The buzz indicates a groundswell of interest in Oregon, Harvey Steiman, Wine Spectator editor-at-large, said at the time. And throughout the year, that groundswell seemed to continue to build.
There are more than 400 wineries in the state and more than 800 vineyards growing grapes in Oregon. The wine industry contributes more than $2.7 billion to the states economy, according to the Oregon Wine Board.
Then came the big news in March that California-based Jackson Family wines purchased the Zena East and Zena Middle parcels in the Eola Hills as well as the Maple Grove Vineyard southwest of Monmouth. This followed in May with Jackson purchasing Zena West vineyard in the Eola Hills and Gran Moraine vineyard in the Yamhill-Carlton district. Then, in September, Jackson added the vineyard and winery that was home to Soléna Estate in Yamhill County. With this acquisition, the company has amassed 1,385 acres of vineyard property in Oregon.
In May, Precept Wine of Seattle purchased Yamhela Vineyard in the Yamhill-Carlton area. Precept is Washingtons second-largest winemaker.
Following the California and Washington invasion, came one from France. In August, French winemaker Maison Louis Jadot announced the purchase of Resonance Vineyard in the Willamette Valley from owners Kevin and Carla Chambers. This marks only the second time a French wine company has either purchased vineyards or purchased land to establish a vineyard in Oregon, with Maison Joseph Drouhin being the first with a purchase of property that became Domaine Drouhin Oregon. Both Maison Louis Jadot and Maison Joseph Drouhin are based in Burgundy.

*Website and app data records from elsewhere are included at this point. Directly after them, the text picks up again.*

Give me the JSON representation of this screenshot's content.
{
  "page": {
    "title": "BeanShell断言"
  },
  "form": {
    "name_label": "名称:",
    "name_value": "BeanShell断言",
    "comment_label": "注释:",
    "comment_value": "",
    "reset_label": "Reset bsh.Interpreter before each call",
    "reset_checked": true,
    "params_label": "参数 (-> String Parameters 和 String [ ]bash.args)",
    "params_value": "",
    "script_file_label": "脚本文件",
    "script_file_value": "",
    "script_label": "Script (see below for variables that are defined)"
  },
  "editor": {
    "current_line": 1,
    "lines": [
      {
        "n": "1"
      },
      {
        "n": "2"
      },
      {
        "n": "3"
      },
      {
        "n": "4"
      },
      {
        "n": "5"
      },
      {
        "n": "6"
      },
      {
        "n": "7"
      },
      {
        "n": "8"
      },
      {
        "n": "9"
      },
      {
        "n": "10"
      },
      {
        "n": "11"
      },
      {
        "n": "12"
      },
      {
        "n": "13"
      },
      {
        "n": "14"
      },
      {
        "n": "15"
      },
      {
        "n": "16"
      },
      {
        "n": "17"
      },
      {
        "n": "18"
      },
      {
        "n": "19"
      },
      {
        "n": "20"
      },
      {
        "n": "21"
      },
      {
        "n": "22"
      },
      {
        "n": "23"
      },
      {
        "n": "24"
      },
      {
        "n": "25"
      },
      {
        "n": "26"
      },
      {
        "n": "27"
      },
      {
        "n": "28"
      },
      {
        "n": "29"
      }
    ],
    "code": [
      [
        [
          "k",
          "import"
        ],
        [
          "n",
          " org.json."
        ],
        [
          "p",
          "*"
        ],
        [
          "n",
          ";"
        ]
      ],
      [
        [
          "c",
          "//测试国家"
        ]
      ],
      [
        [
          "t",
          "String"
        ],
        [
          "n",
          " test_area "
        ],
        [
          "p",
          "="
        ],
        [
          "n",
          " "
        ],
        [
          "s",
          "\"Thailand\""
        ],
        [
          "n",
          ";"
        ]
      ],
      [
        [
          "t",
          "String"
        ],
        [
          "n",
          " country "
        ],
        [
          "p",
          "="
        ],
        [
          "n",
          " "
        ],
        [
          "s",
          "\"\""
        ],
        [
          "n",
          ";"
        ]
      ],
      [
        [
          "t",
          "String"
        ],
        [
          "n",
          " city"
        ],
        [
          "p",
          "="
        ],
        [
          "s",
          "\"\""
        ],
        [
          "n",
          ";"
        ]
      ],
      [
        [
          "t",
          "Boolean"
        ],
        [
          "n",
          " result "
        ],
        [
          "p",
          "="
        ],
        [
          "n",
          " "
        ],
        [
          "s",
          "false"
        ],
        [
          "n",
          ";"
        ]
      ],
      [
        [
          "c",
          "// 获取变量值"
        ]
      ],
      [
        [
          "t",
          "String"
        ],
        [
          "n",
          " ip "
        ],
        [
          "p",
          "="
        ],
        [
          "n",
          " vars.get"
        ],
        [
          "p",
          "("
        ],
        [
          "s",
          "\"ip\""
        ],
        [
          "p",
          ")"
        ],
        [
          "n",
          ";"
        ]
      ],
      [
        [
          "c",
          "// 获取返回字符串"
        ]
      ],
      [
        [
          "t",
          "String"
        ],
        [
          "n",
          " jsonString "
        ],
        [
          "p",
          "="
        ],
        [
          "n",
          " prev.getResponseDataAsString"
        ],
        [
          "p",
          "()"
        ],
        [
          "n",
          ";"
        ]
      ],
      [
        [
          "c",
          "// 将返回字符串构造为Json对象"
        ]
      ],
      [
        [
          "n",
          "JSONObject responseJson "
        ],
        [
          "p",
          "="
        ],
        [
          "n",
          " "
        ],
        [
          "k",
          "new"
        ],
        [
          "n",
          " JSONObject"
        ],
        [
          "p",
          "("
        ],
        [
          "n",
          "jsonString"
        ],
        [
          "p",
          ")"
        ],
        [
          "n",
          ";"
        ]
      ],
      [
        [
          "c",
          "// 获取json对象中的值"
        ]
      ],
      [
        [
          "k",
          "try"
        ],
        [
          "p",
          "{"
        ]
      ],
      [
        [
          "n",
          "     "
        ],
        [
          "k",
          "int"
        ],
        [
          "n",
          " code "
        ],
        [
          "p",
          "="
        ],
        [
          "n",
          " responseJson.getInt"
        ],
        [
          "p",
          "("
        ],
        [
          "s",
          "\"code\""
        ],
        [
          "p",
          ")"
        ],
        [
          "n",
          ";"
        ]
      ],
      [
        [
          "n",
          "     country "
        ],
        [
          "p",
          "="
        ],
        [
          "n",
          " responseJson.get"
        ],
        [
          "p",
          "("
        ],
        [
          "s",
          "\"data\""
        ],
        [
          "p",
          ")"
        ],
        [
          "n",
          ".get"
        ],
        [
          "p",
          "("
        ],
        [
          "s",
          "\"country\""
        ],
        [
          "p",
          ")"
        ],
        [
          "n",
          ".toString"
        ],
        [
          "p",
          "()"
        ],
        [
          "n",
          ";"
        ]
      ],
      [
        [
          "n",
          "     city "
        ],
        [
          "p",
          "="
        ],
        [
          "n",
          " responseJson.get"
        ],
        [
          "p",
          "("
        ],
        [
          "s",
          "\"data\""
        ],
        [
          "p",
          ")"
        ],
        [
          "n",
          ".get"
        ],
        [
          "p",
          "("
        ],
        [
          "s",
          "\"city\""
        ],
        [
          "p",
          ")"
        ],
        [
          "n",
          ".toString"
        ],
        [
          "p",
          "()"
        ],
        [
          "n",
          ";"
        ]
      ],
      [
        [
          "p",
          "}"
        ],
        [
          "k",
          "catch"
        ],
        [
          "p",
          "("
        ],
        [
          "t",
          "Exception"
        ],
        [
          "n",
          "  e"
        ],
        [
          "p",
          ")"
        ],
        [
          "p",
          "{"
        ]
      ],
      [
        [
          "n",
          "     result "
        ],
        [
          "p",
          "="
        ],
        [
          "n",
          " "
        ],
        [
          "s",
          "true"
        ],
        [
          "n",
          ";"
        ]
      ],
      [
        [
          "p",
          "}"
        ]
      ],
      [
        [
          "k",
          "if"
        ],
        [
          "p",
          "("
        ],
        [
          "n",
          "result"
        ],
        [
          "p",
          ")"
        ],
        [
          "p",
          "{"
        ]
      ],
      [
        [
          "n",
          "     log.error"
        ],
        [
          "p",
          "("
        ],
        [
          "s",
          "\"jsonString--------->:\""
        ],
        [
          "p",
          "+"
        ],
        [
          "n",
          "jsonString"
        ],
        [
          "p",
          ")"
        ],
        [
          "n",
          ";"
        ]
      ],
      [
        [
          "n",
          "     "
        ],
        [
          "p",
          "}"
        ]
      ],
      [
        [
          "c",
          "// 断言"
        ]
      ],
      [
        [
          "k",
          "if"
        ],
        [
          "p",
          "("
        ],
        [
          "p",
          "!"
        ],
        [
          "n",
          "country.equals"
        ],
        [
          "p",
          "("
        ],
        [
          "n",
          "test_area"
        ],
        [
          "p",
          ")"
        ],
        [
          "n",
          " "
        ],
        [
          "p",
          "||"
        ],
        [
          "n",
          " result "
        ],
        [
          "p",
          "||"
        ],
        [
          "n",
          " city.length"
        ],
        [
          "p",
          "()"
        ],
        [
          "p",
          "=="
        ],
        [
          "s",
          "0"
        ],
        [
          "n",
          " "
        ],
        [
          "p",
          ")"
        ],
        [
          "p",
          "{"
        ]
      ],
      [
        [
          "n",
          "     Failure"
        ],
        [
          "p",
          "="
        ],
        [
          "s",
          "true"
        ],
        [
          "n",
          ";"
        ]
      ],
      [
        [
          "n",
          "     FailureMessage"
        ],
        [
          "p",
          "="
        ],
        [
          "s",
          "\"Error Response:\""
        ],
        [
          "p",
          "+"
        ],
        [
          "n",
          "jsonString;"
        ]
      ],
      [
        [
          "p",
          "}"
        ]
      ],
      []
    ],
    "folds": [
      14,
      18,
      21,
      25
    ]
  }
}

This is the first time that Jadot will produce wine outside of Burgundy, Pierre-Henry Gagey, CEO of Maison Louis Jadot, said at the time of the announcement.
Part of the reason for all of this acquisition may be the premium that Oregon pinots command in the market. Another part may be the availability of vineyards or land suitable for cultivation as vineyards.
Whether we see the continuation of the pace of acquisitions in 2014 remains to be seen. But one things certain, things are definitely looking up in Oregon.
Victor Panichkul is a Statesman Journal reporter for Northwest News Partnership